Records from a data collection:
----------------------------------------

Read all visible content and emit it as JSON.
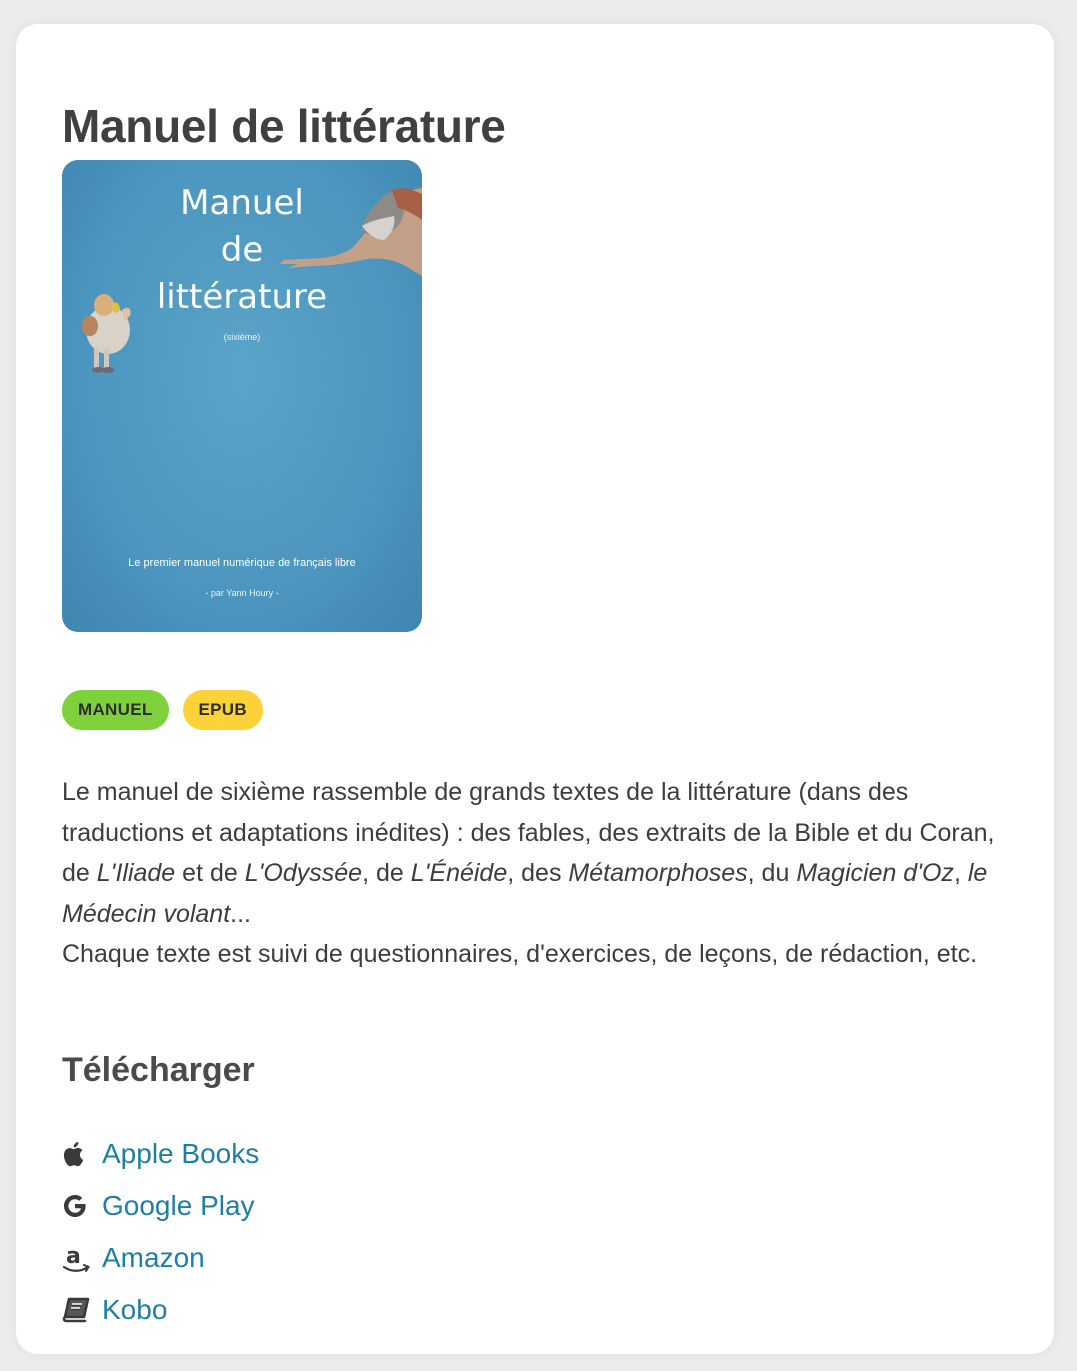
{
  "page": {
    "title": "Manuel de littérature"
  },
  "cover": {
    "title_line1": "Manuel",
    "title_line2": "de",
    "title_line3": "littérature",
    "subtitle": "(sixième)",
    "tagline": "Le premier manuel numérique de français libre",
    "author": "- par Yann Houry -",
    "background_color": "#4c96bf"
  },
  "tags": [
    {
      "label": "MANUEL",
      "color": "#7fd13b"
    },
    {
      "label": "EPUB",
      "color": "#fdd138"
    }
  ],
  "description": {
    "p1_a": "Le manuel de sixième rassemble de grands textes de la littérature (dans des traductions et adaptations inédites) : des fables, des extraits de la Bible et du Coran, de ",
    "iliade": "L'Iliade",
    "p1_b": " et de ",
    "odyssee": "L'Odyssée",
    "p1_c": ", de ",
    "eneide": "L'Énéide",
    "p1_d": ", des ",
    "metamorphoses": "Métamorphoses",
    "p1_e": ", du ",
    "magicien": "Magicien d'Oz",
    "p1_f": ", ",
    "medecin": "le Médecin volant",
    "p1_g": "...",
    "p2": "Chaque texte est suivi de questionnaires, d'exercices, de leçons, de rédaction, etc."
  },
  "download": {
    "heading": "Télécharger",
    "links": [
      {
        "label": "Apple Books",
        "icon": "apple-icon"
      },
      {
        "label": "Google Play",
        "icon": "google-icon"
      },
      {
        "label": "Amazon",
        "icon": "amazon-icon"
      },
      {
        "label": "Kobo",
        "icon": "book-icon"
      }
    ]
  },
  "colors": {
    "link": "#1f7fa3",
    "text": "#3d3d3d"
  }
}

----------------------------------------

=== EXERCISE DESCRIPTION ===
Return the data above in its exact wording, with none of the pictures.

=== TASK RESPONSE ===
Read all visible content and emit it as JSON.
{
  "page": {
    "title": "Manuel de littérature"
  },
  "cover": {
    "title_line1": "Manuel",
    "title_line2": "de",
    "title_line3": "littérature",
    "subtitle": "(sixième)",
    "tagline": "Le premier manuel numérique de français libre",
    "author": "- par Yann Houry -",
    "background_color": "#4c96bf"
  },
  "tags": [
    {
      "label": "MANUEL",
      "color": "#7fd13b"
    },
    {
      "label": "EPUB",
      "color": "#fdd138"
    }
  ],
  "description": {
    "p1_a": "Le manuel de sixième rassemble de grands textes de la littérature (dans des traductions et adaptations inédites) : des fables, des extraits de la Bible et du Coran, de ",
    "iliade": "L'Iliade",
    "p1_b": " et de ",
    "odyssee": "L'Odyssée",
    "p1_c": ", de ",
    "eneide": "L'Énéide",
    "p1_d": ", des ",
    "metamorphoses": "Métamorphoses",
    "p1_e": ", du ",
    "magicien": "Magicien d'Oz",
    "p1_f": ", ",
    "medecin": "le Médecin volant",
    "p1_g": "...",
    "p2": "Chaque texte est suivi de questionnaires, d'exercices, de leçons, de rédaction, etc."
  },
  "download": {
    "heading": "Télécharger",
    "links": [
      {
        "label": "Apple Books",
        "icon": "apple-icon"
      },
      {
        "label": "Google Play",
        "icon": "google-icon"
      },
      {
        "label": "Amazon",
        "icon": "amazon-icon"
      },
      {
        "label": "Kobo",
        "icon": "book-icon"
      }
    ]
  },
  "colors": {
    "link": "#1f7fa3",
    "text": "#3d3d3d"
  }
}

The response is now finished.